By Pat Cloonan firstname.lastname@example.org
Published 2:15 AM EST
Democratic presidential nominee Hillary Clinton regrets her March remarks about coal, AFL-CIO president Richard Trumka told the Herald-Standard editorial board.
“It hurt her in coal country,” said Trumka, 67, a Nemacolin, Greene County, native and former United Mine Workers president. “It was a mistake and she regrets it.”
At a March town hall held by Cable News Network, Clinton said, “We’re going to put a lot of coal miners and coal companies out of business.”
Clinton later said it was a misstatement, and on her website a fact sheet details a $30 billion plan that “will not allow coal communities to be left behind — or left out of our economic future.”
Trumka said the nation needs an “all of the above strategy” about energy, and said there is still an obligation to burn coal cleanly.
“(Clinton) is the only one with a program for clean coal technology,” Trumka told the board. “(Republican presidential nominee Donald) Trump has tried to tap into that anger (but) the policies don’t match the rhetoric.”
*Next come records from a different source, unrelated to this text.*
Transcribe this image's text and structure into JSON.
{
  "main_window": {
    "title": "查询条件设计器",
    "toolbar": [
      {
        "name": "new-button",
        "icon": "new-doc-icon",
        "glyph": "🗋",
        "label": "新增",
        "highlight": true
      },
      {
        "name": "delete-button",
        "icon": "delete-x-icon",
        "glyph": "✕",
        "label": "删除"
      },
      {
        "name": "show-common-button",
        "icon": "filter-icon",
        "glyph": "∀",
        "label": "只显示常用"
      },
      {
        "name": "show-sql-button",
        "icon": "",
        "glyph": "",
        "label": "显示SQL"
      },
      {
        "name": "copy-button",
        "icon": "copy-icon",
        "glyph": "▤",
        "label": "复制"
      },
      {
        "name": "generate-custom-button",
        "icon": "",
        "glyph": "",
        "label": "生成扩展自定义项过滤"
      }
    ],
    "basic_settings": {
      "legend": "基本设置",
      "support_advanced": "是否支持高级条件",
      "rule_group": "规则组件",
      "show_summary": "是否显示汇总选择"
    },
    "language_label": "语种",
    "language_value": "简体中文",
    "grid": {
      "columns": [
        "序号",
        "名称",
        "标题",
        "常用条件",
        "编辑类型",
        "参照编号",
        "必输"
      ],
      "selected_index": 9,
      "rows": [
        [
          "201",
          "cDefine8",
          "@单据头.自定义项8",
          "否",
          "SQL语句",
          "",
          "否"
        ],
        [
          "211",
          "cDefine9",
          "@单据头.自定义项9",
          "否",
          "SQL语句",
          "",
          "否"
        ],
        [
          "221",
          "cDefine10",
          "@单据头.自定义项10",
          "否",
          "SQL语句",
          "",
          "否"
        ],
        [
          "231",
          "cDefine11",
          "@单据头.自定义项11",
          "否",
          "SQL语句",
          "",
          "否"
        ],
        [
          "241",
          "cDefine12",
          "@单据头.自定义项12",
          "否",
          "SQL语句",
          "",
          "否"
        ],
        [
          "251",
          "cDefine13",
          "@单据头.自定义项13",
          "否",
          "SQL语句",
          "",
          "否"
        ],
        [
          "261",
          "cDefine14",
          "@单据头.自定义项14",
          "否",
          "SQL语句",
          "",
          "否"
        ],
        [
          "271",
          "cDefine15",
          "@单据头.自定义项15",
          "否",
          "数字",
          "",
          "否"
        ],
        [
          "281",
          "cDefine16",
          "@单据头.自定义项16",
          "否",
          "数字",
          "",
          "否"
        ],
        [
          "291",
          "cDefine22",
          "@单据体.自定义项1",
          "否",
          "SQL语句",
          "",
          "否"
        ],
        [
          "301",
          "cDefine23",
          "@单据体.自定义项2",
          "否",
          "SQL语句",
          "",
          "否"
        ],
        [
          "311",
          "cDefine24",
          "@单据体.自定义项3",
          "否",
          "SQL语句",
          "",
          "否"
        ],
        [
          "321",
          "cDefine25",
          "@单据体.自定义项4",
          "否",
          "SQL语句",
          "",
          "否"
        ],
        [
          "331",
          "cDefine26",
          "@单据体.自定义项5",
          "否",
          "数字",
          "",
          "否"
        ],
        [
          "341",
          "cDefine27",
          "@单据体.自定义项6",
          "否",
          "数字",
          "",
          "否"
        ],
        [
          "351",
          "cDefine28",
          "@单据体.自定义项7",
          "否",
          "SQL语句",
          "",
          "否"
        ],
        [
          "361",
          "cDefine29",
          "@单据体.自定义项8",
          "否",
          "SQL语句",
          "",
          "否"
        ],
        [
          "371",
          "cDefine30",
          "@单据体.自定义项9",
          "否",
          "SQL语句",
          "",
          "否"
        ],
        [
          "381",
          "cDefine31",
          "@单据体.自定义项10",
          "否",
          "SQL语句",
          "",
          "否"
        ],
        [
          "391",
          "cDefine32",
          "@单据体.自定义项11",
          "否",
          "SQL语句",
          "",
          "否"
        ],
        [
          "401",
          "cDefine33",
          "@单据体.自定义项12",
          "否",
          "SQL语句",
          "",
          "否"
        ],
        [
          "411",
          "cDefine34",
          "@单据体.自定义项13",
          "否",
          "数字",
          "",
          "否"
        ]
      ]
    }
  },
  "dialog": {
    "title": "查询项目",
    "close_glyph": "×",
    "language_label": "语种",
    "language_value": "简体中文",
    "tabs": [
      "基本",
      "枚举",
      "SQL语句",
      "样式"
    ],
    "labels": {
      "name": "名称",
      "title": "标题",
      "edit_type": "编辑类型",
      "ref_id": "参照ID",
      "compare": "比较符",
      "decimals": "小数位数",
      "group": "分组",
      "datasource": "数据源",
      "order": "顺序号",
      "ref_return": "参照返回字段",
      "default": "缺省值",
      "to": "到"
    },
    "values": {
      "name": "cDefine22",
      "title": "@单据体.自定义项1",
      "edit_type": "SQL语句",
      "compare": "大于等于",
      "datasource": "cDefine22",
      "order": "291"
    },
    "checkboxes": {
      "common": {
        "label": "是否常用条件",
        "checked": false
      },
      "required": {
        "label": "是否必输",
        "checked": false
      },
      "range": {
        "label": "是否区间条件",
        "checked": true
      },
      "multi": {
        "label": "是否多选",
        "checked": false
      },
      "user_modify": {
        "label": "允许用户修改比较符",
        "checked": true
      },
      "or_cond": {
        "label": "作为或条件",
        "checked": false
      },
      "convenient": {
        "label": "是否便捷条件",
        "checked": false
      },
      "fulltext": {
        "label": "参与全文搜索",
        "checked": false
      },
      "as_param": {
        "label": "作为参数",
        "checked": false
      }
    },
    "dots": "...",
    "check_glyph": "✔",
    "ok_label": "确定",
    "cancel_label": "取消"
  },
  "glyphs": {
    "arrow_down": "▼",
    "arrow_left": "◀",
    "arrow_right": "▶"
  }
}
Trumka said Trump’s policies do not match his campaign rhetoric on such areas as trade and jobs. He said Clinton understands the nation’s ongoing transformation, from an agrarian society to an industrial society to high technology.
“Hillary understands the importance of jobs and of pragmatism,” Trumka told the board. “So it isn’t, ‘I have to win and you have to lose.’ Hillary tries to unite us so we can both win.’”
Asked about voters shifting to the Republican Party in a region long considered a Democratic stronghold, Trumka said, “There’s a lot of factors that go into that. For years this area has felt it has been left behind a bit.”
However, while “20 to 25 percent of (union) members vote Republican even when it is not in their best interest,” Trumka insisted, “Donald Trump is five points lower with our members than Mitt Romney was at this point (in the 2012 campaign).”
Trumka never mentioned Katie McGinty, the Democratic nominee for U.S. Senate in Pennsylvania, but made clear his opposition to incumbent Sen. Pat Toomey, R-Lehigh County, calling him a “Wall Street banker” who is “against us” on trade policies and the minimum wage.
That was part of a line of criticism of leaders of the Republican majority in the U.S. House and Senate, saying House Speaker Paul Ryan, R-Wisconsin, is “totally cold” toward issues that could help workers and recalling Senate Majority Leader Mitch McConnell, R-Kentucky, pledging to do nothing to give President Obama a victory.
He thought the president might have been naïve in his dealings with Congress, saying, “I don’t think he was an effective negotiator,” while Clinton would be “very effective,” citing her efforts while serving in the U.S. Senate from New York.
As for Trump and how he might deal with Democrats, the AFL-CIO president said, “It would be virtually impossible for him to do so because he does not know how to compromise. He doesn’t know or believe that what he does wrong is wrong.”
Trumka called Trump “the world’s greatest hypocrite when it comes to trade,” citing his use of foreign steel in a recent U.S. construction project and of foreign goods to furnish one of his casinos. He also said Trump opposed the government’s bailout of the automobile industry, which the union leader said saved 120,000 jobs in Pennsylvania alone.
Trumka hailed the “great work ethic” found in Fayette, Greene and Washington counties, as well as ties he still has to the region.
In 1981 he was elected to the board of old UMW District 4 in southwestern Pennsylvania, then began a 13-year tenure as UMW president the following year.
He said his work in the UMW “was my dream job,” but his late father urged him in 1995 to seek the post of secretary-treasurer of the American Federation of Labor-Congress of Industrial Organizations.
In 2009, Trumka was elected to the first of two terms as AFL-CIO president. He expects he will run for a third term next year but does not know if it will be his last.
“I love the people I work for,” Trumka said. “I get to do what is in their best interest.”
He criticized right-to-work laws and said such a law passed in 2012 in Indiana caused a migration of high-paying jobs across the Ohio River to Kentucky.
He also defended efforts to raise the minimum wage, calling it “smart for the economy, people and businesses.” He criticized Toomey on labor law, saying the senator voted six times to deny overtime benefits to 3 million workers.
Turmka supported efforts to organize workers in service industries, citing co-ops established under the “Working America” program. He said one such co-op locally involves adjunct professors at the Community College of Allegheny County who earn $2,500 a class.
He acknowledged opposition within union ranks to political endorsements, saying “many do disagree with us,” but said union funding of campaigns “pale in comparison” to those of businessmen, such as brothers Charles and David Koch, and said “a democracy gets to do what a majority says it does.”
He added, “They have a right to campaign against me, and they do.”
Trumka said he has no interest in running for public office.
“I don’t have the stomach to get on the phone and try to raise money,” he said.
But even when he steps down from the AFL-CIO, Trumka said he intends to keep busy, teaching about the Civil War or collective bargaining.